○ Highly formal bureaucracy that is structured along functional lines (marketing, finance, production, etc.), HR’s role is often to preserve the existing division of work through clear job descriptions, hiring of specialists for each division, and introducing training systems that foster functional expertise
○ Organizational culture: the core beliefs and assumptions that are widely shared by all organizational members.
Step 4: Choice and Implementation of Human Resources Strategies
Give consideration to both internal and external environments because they give opportunity for the HR to evaluate potential HR practices an activities and whether each is viable.
Identify, secure, organize, and direct the use of resources both within and outside the organization
Planning Human Resources
□ Enables determination of demand and supply of various types of HR in the firm
□ Systematic review of the current state of HR practices
Identification of needed HR processes, tools, and activiti
Attracting Human Resources
□ Meet all legal requirements (equal employment opportunity laws)
□ Selection process is a series of specific steps used to decide which recruits should be hired, and aims to match job requirements with an applicant’s capabilities
Placing, Developing, and Evaluating Human Resources
□ New employees need to be oriented to the organization’s policies and procedures and placed in their new job positions
□ Performances appraisals give employees feedback on their performance and can help HRD identify future training needs
Motivating Employees
□ If employees are performing well, they must get compensation
□ Determined by internal work procedures, climate, and schedules
Maintaining High Performance
□ Well-established employee relations practices, including good communication between managers and employees, standardized disciplinary procedures, and counselling systems

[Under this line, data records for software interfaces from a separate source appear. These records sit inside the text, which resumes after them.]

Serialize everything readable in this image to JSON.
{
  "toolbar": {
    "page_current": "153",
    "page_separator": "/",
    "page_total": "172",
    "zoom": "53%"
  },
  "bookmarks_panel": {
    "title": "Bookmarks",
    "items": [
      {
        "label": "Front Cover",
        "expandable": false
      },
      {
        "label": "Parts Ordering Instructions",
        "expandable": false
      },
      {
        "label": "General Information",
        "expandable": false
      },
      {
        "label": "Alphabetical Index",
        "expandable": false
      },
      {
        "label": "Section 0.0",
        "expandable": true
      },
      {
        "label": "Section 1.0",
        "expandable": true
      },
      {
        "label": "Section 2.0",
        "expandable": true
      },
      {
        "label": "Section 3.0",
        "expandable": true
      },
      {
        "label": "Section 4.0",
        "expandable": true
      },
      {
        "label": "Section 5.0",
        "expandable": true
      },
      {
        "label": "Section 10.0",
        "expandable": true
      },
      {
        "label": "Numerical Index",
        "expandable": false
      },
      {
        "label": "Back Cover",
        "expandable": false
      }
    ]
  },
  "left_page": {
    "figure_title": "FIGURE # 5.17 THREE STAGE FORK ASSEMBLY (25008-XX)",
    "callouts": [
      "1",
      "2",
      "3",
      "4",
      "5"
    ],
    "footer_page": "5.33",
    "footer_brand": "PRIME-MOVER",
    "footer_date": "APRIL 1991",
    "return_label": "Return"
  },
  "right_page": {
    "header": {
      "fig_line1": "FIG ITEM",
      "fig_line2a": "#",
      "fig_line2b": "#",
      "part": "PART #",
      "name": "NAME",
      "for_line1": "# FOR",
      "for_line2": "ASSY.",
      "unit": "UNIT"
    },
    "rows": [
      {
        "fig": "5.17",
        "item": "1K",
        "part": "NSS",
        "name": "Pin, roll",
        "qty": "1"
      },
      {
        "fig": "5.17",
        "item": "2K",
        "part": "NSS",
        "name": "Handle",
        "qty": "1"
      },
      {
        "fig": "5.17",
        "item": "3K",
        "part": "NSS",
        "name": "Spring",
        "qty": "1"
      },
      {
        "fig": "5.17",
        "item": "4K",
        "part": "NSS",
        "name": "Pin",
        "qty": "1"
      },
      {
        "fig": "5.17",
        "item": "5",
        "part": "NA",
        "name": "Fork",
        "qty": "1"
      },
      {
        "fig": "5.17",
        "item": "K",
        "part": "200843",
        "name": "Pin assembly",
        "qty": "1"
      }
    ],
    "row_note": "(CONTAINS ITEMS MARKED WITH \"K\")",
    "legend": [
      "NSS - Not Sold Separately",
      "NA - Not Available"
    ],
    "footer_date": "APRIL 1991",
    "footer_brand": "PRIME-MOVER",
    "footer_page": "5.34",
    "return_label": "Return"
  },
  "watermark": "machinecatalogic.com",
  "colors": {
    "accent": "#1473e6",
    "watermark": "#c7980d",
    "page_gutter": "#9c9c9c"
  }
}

Step 5: Review, Evaluation, and Audit of Human Resources
○ Organization must be examined regularly to ensure their continued appropriateness
○ Program evaluation helps the firm to fine tune its practices to even abandon some actions that do not seem to have performance potential
Human resource audit
an examination of the HR policies, practices, and systems of a firm to eliminate deficiencies and improve ways to achieve goals
Benefits of audit
§ Align the HRD’s goals with larger organizational strategies
§ Uncovers better ways for the department to contribute to societal, organizational, and employee objectives
§ Ensures timely compliance with legal requirements
§ Discloses how well managers are meeting their HR duties
§ Uncovers critical HR problems and possible solutions
§ Reduces HR costs through more effective procedures
§ Provides specific, verifiable data on the HRD’s contributions
§ Stimulates uniformity of HR policies and practices
§ Review and improve the HRD’s information system
§ Enhances the professional image of the department’s among various stakeholders
Areas covered in audit
§ Human rights legislation
§ Job analysis information
§ Recruiting
§ Training and orientation
§ Performance appraisals
§ HR controls
§ HR plans
§ Compensation and administrations
§ Selection
§ Career development
§ Labour-management relations
HR audits
HR grows more important each year because..
§ Failure to comply with equal employment or safety laws subjects the organization to lawsuits
§ “People costs” are significant because pay/benefits are a major operating expense
§ Life
Critical resource (not capital but information and knowledge and expertise)